Before nonpresident Al Gore recently weighed in against President Bush’s rush to war in Iraq (for posing “the potential to seriously damage our ability to win the war against terrorism and to weaken our ability to lead the world”), one of the leading antiwar voices in the Democratic Party was Hank Perritt. Hank Perritt? He’s a law school dean running for Congress against a first-term Republican in Illinois. A Washington Post Op-Ed Perritt penned in mid-September, headlined “My Party Must Say No to War,” was one of the more prominent Democratic denunciations of the coming war, and it won Perritt appearances in cable news land.

True, a small band of liberal House Democrats have been agitating against the war (more on that below). But almost all the so-called national Democrats (which means the guys pondering a presidential run in 2004, including Senate majority leader Tom Daschle and House minority leader Richard Gephardt) have either been cheerleading the “regime change” war or raising process-oriented questions, as opposed to policy-based objections. Gephardt and Senators Joseph Lieberman and John Edwards are Bush Democrats on the war. And Senators Daschle, Joe Biden and John Kerry are questioners, raising concerns about, say, US unilateralism and the anything-goes language of the resolution Bush sent Congress. Biden’s queries suggest he’d like to be persuaded by Bush; Kerry’s are more challenging.
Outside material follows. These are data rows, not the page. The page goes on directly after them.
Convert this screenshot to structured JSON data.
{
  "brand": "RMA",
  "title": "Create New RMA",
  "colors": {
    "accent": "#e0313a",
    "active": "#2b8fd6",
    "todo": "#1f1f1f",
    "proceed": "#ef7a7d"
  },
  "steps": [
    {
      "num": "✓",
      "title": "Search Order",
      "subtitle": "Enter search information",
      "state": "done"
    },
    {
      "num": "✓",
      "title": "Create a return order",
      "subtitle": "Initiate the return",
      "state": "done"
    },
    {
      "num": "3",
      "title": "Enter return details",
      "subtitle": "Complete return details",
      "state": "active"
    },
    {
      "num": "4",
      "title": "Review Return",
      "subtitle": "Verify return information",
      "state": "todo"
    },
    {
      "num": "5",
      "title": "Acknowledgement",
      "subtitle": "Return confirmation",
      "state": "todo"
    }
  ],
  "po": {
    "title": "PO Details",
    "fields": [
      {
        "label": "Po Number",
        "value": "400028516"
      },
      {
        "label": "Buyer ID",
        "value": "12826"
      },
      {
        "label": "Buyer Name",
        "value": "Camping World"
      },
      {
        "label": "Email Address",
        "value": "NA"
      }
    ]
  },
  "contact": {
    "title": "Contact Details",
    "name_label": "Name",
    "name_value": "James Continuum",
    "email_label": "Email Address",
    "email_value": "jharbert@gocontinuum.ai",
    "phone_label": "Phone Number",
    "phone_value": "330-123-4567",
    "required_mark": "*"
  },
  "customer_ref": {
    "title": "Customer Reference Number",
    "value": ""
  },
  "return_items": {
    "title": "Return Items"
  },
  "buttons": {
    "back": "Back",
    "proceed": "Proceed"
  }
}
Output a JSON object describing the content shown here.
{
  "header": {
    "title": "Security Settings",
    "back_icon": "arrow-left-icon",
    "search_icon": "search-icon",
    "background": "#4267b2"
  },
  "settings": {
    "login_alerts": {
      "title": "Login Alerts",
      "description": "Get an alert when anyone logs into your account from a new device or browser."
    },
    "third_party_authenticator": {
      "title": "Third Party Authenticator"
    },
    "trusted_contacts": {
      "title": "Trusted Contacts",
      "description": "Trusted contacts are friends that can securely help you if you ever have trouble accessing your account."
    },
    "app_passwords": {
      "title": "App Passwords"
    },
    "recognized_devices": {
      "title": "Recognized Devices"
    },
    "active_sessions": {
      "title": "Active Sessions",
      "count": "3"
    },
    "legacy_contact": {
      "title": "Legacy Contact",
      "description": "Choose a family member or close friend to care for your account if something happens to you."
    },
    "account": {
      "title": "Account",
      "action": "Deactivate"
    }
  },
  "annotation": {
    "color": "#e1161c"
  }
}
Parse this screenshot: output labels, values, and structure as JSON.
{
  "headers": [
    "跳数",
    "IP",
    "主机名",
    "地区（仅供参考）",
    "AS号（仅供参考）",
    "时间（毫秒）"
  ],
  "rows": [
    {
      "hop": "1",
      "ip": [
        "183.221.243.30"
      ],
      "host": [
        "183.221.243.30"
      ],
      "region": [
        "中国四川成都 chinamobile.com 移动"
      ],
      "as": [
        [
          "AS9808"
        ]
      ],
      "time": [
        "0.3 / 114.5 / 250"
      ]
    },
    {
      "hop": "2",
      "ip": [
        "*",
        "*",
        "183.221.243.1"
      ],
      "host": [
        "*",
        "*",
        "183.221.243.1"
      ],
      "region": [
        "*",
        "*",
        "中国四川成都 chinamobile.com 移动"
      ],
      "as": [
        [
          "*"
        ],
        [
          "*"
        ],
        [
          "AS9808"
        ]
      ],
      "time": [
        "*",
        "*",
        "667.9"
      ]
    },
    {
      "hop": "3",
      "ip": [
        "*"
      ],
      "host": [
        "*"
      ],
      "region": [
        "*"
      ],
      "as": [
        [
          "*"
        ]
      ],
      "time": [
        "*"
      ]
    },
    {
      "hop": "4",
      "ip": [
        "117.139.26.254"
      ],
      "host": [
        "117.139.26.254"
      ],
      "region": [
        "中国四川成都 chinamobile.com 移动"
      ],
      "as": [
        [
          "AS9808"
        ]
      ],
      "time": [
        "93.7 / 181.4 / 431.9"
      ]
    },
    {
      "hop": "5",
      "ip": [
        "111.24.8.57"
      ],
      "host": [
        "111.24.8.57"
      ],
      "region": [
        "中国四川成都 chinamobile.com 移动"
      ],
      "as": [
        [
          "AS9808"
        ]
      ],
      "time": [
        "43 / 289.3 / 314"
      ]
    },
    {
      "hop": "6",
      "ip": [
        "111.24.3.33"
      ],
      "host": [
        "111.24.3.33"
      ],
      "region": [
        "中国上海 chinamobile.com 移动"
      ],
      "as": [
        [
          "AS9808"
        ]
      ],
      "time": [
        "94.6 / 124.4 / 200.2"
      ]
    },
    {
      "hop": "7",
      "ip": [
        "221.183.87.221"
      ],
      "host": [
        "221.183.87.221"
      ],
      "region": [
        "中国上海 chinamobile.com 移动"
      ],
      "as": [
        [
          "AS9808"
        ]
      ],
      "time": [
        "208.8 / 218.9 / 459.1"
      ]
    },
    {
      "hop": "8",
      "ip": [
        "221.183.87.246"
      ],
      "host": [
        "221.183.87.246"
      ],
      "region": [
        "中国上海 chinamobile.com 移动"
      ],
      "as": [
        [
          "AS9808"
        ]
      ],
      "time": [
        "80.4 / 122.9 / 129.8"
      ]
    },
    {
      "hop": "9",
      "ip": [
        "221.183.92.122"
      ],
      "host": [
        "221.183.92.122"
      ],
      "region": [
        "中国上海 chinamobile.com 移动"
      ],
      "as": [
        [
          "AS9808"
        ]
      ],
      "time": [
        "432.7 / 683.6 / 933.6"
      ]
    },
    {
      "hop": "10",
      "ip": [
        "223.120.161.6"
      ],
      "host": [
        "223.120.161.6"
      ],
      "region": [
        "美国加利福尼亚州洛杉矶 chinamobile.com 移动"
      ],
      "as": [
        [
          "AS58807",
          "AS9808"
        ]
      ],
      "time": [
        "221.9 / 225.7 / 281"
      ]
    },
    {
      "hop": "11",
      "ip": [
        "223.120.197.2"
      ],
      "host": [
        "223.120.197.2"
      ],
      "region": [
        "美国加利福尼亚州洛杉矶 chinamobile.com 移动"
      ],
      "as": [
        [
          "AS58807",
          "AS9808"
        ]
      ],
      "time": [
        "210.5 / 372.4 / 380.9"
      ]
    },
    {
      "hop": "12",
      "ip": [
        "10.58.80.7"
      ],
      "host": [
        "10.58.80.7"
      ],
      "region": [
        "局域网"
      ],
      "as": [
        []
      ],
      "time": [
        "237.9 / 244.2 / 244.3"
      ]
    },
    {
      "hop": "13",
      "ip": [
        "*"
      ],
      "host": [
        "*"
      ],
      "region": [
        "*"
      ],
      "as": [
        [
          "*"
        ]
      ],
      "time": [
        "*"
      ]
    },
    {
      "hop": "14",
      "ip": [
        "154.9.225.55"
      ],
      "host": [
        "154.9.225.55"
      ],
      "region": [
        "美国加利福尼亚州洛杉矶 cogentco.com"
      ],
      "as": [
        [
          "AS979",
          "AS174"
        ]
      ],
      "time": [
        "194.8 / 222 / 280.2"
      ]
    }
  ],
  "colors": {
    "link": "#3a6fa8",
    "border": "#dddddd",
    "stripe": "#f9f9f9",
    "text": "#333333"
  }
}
He’s proposed a Congressional measure calling on the United Nations to enforce its resolutions on Iraq, but he hasn’t said he’ll vote against a war. (Daschle has attacked Bush for politicizing the Iraq debate, but notes that Bush’s tactics are unlikely to change his vote on whatever final resolution emerges.) Vermont Governor Howard Dean, a long-odds 2004 Democratic contender, has decried the war, but his statements don’t carry any clout.

Several prominent Democratic senators have tried to slow Bush’s dash to war. Carl Levin, who chairs the Armed Services Committee, urges unfettered inspections before war. And after Bush presented his resolution, crusty Robert Byrd huffed, “This is the worst of election-year politics…. The resolution is a direct insult and affront to the powers given on matters of war under the Constitution.” But despite reports that Congress members are getting more antiwar than prowar calls and letters from constituents, Democrats in both houses aren’t even close to blocking (or wanting to block) Bush’s war.

In the House, about twenty Democrats–10 percent of the caucus–have been trying to pull together an opposition. But it’s been tough. “Many of us are depressed,” says Bob Filner, whose district includes parts of San Diego. “Our leadership has been co-opted. Dick Gephardt is steering us in the wrong direction. The Republicans have put us in a complete bind for this election. Gephardt thinks we have to be with the President and that we can knock this [issue] off the table with a quick [prowar] vote. But this is with us until Election Day.” Dennis Kucinich, a Cleveland Democrat leading the opposition, says his group is “using every means necessary” to round up Democrats to vote against the use of force in Iraq. “We’re looking past Gephardt to members whose minds are not made up,” he says. “This vote changes the Democratic Party. The reason the President is moving forward is to change the subject, so when people vote in November, the issue is not the economy, which would result in a Democratic majority…. Some Democrats are unwittingly assisting in insuring we remain in the minority. Some say, Let’s vote for the war, and we’ll switch the debate back to the economy. Oh, please.”

But the opposition hasn’t yet been able to agree on a single alternative resolution–or even whether one should be offered (and House Republicans may not allow alternatives to reach the floor). Various members are considering counterresolutions. Some House Democrats have speculated–and hoped–that minority whip Nancy Pelosi, who has criticized the Bush resolution and questioned whether Iraq presents an imminent threat, will lead Democrats behind a substitute. But as of press time, she hasn’t said she’d do so. And Filner notes that when he proposed drafting a policy statement to be signed by war opponents, the idea fizzled–the consensus being that members should speak for themselves. “This can end up being incredibly embarrassing–the Democrats unable to articulate a unified message on a vital matter,” says an aide to a House liberal. “But many Democrats are more worried about the politics of the war than the policy.” House Democrats looking to thwart Bush are also hobbled by the schedule (there’s much work for Congress to complete before adjourning) and by their desire to be home to campaign for re-election. Filner believes fifty no-war votes might be a good showing for the opposition. But Kucinich maintains, “Democrats have it within our power to stop the war and make the Administration accountable.” So far, few of his party’s leaders see it that way.